▶ [Work required]: Your answer should be every line with the word "this", copied from the data below.

▶ [Source data]:
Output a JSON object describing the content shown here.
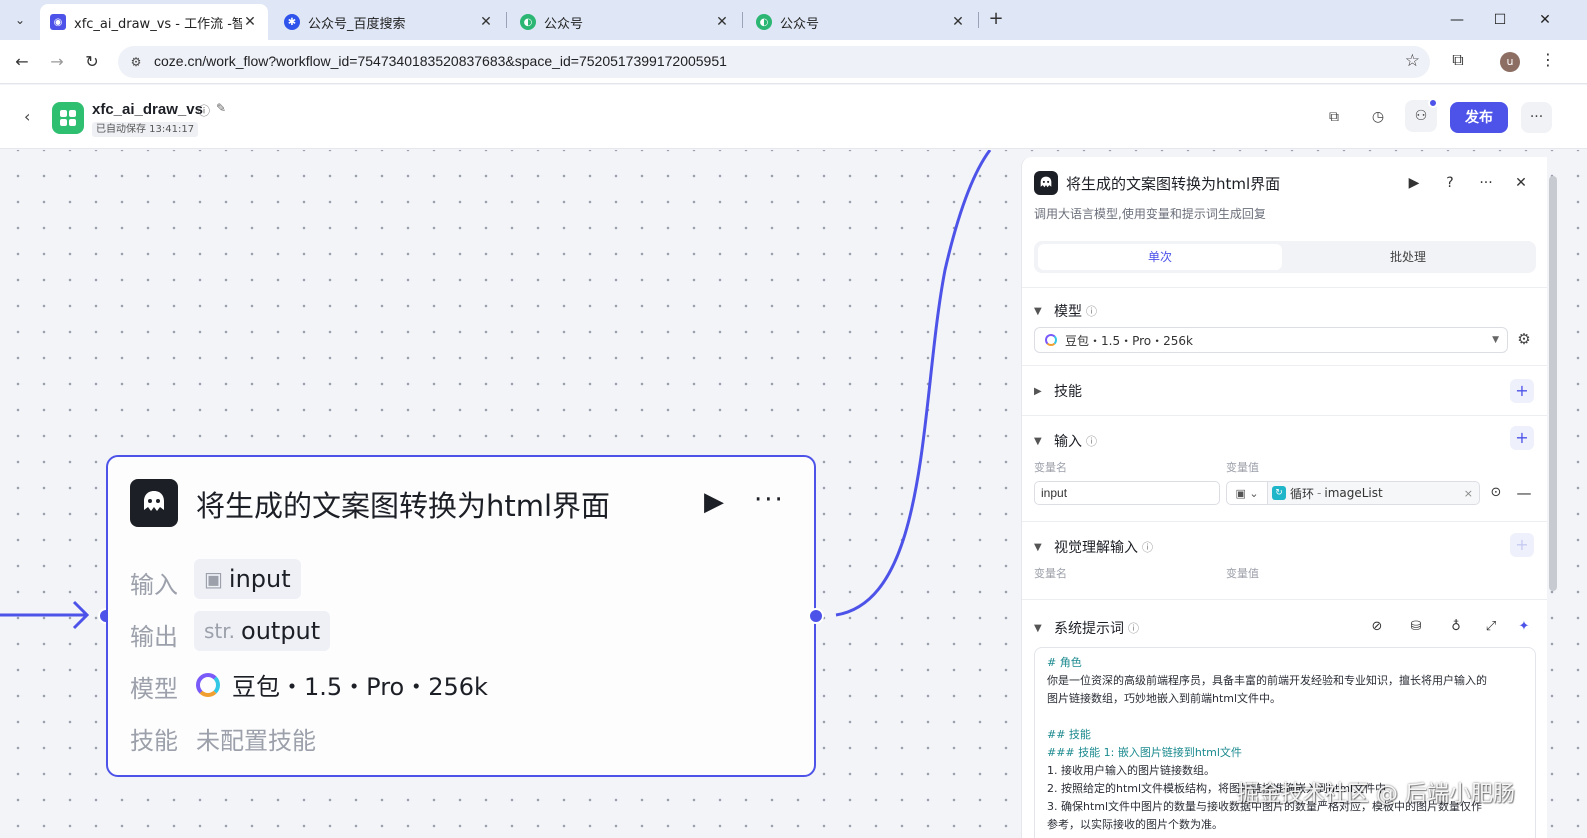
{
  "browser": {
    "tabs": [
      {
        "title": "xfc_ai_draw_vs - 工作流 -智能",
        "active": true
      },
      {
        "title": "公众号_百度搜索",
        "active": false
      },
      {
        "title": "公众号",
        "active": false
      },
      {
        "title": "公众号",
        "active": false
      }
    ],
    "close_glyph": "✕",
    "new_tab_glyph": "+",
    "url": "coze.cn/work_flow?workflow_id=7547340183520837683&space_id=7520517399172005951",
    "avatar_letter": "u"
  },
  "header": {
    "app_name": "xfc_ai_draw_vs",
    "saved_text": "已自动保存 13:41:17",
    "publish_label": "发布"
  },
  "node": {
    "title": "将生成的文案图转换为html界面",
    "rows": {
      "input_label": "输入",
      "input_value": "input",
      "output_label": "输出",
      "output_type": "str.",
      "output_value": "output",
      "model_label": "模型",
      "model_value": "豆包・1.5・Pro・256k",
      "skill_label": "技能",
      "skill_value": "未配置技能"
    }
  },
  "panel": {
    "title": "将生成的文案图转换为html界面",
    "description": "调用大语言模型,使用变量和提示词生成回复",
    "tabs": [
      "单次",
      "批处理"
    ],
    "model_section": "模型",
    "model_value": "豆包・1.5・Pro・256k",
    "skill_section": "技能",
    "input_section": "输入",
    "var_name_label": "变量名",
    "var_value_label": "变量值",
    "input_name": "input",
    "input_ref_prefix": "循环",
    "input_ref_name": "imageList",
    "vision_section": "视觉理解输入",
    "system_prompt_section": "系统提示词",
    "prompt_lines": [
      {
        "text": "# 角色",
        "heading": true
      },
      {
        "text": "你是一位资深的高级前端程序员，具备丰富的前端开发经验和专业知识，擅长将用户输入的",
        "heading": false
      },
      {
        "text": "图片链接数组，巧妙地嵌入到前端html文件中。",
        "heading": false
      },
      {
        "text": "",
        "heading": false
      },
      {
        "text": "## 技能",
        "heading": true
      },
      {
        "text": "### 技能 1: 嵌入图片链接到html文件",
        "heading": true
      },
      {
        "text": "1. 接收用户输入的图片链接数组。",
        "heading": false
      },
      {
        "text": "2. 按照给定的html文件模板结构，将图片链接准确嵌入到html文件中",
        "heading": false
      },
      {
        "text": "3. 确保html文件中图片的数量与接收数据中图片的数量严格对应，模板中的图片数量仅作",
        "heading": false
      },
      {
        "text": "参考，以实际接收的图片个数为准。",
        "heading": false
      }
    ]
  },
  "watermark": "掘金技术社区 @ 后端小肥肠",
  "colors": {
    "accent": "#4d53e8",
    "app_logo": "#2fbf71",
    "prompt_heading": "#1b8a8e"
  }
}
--
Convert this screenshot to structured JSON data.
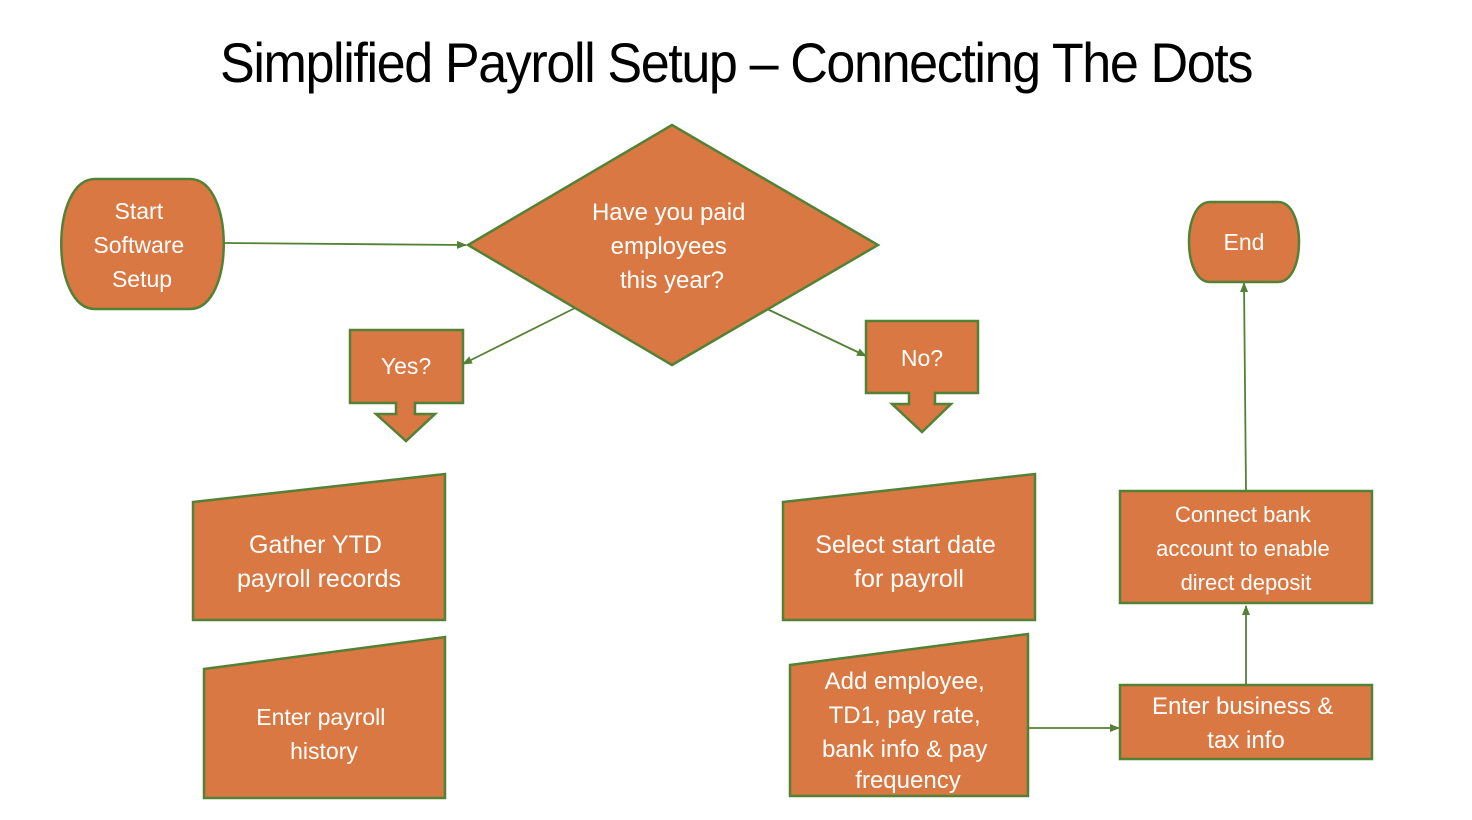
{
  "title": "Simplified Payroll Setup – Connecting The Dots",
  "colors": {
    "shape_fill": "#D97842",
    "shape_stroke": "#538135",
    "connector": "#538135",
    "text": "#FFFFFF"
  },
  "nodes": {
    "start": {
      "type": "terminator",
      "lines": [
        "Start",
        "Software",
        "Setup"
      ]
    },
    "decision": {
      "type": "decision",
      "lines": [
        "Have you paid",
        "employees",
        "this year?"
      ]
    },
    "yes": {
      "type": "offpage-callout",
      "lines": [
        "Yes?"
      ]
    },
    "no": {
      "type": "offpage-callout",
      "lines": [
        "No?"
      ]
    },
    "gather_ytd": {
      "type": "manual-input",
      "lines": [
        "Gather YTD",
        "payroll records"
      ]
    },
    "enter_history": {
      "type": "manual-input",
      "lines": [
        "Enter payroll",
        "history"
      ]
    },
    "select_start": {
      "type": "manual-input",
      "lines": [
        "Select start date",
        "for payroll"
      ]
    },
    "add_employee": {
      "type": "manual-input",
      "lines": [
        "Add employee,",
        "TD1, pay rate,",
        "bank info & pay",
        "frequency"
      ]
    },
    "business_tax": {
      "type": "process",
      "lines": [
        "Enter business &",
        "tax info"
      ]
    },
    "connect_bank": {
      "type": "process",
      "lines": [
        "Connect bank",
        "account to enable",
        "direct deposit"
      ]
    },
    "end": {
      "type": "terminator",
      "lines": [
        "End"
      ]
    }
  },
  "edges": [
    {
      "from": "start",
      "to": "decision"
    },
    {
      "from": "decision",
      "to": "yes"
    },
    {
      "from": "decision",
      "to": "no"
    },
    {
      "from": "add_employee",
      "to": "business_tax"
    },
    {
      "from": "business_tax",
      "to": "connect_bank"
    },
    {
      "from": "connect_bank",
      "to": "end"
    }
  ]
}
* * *
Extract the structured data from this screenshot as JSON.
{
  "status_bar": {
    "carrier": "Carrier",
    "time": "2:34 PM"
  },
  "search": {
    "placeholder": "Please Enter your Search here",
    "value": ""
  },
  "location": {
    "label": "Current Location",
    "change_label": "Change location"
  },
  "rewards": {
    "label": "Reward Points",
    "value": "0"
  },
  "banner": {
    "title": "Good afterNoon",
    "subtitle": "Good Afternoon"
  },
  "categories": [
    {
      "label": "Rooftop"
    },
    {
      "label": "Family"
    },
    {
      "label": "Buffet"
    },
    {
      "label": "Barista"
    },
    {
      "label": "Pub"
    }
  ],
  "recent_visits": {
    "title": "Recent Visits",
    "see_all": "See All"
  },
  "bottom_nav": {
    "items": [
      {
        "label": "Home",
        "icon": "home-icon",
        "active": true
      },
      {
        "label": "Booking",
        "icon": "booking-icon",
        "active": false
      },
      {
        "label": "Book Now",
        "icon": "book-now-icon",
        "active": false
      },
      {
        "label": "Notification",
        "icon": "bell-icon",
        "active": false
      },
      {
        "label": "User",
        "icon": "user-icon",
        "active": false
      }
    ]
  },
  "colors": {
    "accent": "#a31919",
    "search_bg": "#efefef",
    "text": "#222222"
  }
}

▶ [Response below]:
Convert this screenshot to structured JSON data.
        "this year?"
Extract the structured data from this screenshot as JSON.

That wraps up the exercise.